Could you return all of the records exactly as they stand?

→ **Extracted data**:
[Start of section]

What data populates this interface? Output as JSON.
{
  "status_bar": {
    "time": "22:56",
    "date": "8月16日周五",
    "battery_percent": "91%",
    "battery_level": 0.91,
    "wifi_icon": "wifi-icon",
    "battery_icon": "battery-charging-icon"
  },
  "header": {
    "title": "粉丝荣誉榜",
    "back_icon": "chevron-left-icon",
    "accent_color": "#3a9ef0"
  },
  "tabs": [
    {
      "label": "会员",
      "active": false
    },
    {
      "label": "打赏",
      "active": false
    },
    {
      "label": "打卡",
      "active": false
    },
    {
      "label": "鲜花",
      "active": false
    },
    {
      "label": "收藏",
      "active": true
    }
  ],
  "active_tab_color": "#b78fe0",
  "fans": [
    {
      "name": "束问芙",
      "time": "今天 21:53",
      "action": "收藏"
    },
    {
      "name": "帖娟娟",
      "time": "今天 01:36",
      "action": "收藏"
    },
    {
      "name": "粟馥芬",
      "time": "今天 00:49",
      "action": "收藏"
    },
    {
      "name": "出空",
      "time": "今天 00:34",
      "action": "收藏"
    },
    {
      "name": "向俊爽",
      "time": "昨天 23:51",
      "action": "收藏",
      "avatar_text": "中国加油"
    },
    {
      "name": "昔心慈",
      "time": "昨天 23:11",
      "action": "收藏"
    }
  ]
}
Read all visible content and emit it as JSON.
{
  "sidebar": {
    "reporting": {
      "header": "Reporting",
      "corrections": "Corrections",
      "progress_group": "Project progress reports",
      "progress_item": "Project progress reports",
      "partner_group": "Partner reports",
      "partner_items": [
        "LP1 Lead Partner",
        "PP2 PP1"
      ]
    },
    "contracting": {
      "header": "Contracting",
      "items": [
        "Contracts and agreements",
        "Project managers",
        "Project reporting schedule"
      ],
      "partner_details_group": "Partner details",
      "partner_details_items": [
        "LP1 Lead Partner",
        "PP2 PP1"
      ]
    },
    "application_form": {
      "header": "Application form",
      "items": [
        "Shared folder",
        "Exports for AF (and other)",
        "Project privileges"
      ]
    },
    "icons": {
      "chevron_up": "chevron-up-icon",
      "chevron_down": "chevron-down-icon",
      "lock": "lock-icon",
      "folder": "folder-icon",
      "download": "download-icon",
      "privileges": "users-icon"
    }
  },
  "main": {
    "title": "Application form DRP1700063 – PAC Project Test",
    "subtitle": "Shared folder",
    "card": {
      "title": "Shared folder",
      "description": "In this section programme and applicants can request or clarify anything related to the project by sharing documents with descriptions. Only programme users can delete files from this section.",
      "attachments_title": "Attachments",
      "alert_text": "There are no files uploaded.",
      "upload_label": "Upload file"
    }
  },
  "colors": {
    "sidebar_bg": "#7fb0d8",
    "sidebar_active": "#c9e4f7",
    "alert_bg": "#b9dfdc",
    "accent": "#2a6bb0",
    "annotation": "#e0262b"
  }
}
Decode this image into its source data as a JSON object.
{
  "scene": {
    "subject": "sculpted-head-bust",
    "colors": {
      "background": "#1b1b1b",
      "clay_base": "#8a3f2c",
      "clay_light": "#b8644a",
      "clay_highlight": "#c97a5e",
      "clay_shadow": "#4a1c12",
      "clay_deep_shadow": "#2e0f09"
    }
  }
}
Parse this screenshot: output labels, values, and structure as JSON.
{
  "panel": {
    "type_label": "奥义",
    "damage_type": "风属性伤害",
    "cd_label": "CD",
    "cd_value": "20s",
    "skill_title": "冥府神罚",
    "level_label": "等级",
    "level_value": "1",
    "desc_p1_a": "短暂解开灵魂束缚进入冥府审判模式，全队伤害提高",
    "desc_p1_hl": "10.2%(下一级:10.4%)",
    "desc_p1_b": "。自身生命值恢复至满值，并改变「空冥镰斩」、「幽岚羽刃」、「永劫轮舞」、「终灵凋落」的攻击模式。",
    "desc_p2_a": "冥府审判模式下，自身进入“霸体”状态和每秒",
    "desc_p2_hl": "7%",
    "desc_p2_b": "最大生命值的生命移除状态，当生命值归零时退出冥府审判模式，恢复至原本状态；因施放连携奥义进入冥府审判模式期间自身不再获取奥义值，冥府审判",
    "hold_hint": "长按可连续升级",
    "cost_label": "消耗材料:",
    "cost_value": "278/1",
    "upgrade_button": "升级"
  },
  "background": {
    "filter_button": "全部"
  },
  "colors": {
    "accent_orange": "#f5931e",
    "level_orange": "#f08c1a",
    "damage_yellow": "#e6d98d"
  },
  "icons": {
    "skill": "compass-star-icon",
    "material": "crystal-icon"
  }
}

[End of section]

→ **Task response**:
What data populates this interface? Output as JSON.
{
  "status_bar": {
    "time": "22:56",
    "date": "8月16日周五",
    "battery_percent": "91%",
    "battery_level": 0.91,
    "wifi_icon": "wifi-icon",
    "battery_icon": "battery-charging-icon"
  },
  "header": {
    "title": "粉丝荣誉榜",
    "back_icon": "chevron-left-icon",
    "accent_color": "#3a9ef0"
  },
  "tabs": [
    {
      "label": "会员",
      "active": false
    },
    {
      "label": "打赏",
      "active": false
    },
    {
      "label": "打卡",
      "active": false
    },
    {
      "label": "鲜花",
      "active": false
    },
    {
      "label": "收藏",
      "active": true
    }
  ],
  "active_tab_color": "#b78fe0",
  "fans": [
    {
      "name": "束问芙",
      "time": "今天 21:53",
      "action": "收藏"
    },
    {
      "name": "帖娟娟",
      "time": "今天 01:36",
      "action": "收藏"
    },
    {
      "name": "粟馥芬",
      "time": "今天 00:49",
      "action": "收藏"
    },
    {
      "name": "出空",
      "time": "今天 00:34",
      "action": "收藏"
    },
    {
      "name": "向俊爽",
      "time": "昨天 23:51",
      "action": "收藏",
      "avatar_text": "中国加油"
    },
    {
      "name": "昔心慈",
      "time": "昨天 23:11",
      "action": "收藏"
    }
  ]
}
Read all visible content and emit it as JSON.
{
  "sidebar": {
    "reporting": {
      "header": "Reporting",
      "corrections": "Corrections",
      "progress_group": "Project progress reports",
      "progress_item": "Project progress reports",
      "partner_group": "Partner reports",
      "partner_items": [
        "LP1 Lead Partner",
        "PP2 PP1"
      ]
    },
    "contracting": {
      "header": "Contracting",
      "items": [
        "Contracts and agreements",
        "Project managers",
        "Project reporting schedule"
      ],
      "partner_details_group": "Partner details",
      "partner_details_items": [
        "LP1 Lead Partner",
        "PP2 PP1"
      ]
    },
    "application_form": {
      "header": "Application form",
      "items": [
        "Shared folder",
        "Exports for AF (and other)",
        "Project privileges"
      ]
    },
    "icons": {
      "chevron_up": "chevron-up-icon",
      "chevron_down": "chevron-down-icon",
      "lock": "lock-icon",
      "folder": "folder-icon",
      "download": "download-icon",
      "privileges": "users-icon"
    }
  },
  "main": {
    "title": "Application form DRP1700063 – PAC Project Test",
    "subtitle": "Shared folder",
    "card": {
      "title": "Shared folder",
      "description": "In this section programme and applicants can request or clarify anything related to the project by sharing documents with descriptions. Only programme users can delete files from this section.",
      "attachments_title": "Attachments",
      "alert_text": "There are no files uploaded.",
      "upload_label": "Upload file"
    }
  },
  "colors": {
    "sidebar_bg": "#7fb0d8",
    "sidebar_active": "#c9e4f7",
    "alert_bg": "#b9dfdc",
    "accent": "#2a6bb0",
    "annotation": "#e0262b"
  }
}
Decode this image into its source data as a JSON object.
{
  "scene": {
    "subject": "sculpted-head-bust",
    "colors": {
      "background": "#1b1b1b",
      "clay_base": "#8a3f2c",
      "clay_light": "#b8644a",
      "clay_highlight": "#c97a5e",
      "clay_shadow": "#4a1c12",
      "clay_deep_shadow": "#2e0f09"
    }
  }
}
Parse this screenshot: output labels, values, and structure as JSON.
{
  "panel": {
    "type_label": "奥义",
    "damage_type": "风属性伤害",
    "cd_label": "CD",
    "cd_value": "20s",
    "skill_title": "冥府神罚",
    "level_label": "等级",
    "level_value": "1",
    "desc_p1_a": "短暂解开灵魂束缚进入冥府审判模式，全队伤害提高",
    "desc_p1_hl": "10.2%(下一级:10.4%)",
    "desc_p1_b": "。自身生命值恢复至满值，并改变「空冥镰斩」、「幽岚羽刃」、「永劫轮舞」、「终灵凋落」的攻击模式。",
    "desc_p2_a": "冥府审判模式下，自身进入“霸体”状态和每秒",
    "desc_p2_hl": "7%",
    "desc_p2_b": "最大生命值的生命移除状态，当生命值归零时退出冥府审判模式，恢复至原本状态；因施放连携奥义进入冥府审判模式期间自身不再获取奥义值，冥府审判",
    "hold_hint": "长按可连续升级",
    "cost_label": "消耗材料:",
    "cost_value": "278/1",
    "upgrade_button": "升级"
  },
  "background": {
    "filter_button": "全部"
  },
  "colors": {
    "accent_orange": "#f5931e",
    "level_orange": "#f08c1a",
    "damage_yellow": "#e6d98d"
  },
  "icons": {
    "skill": "compass-star-icon",
    "material": "crystal-icon"
  }
}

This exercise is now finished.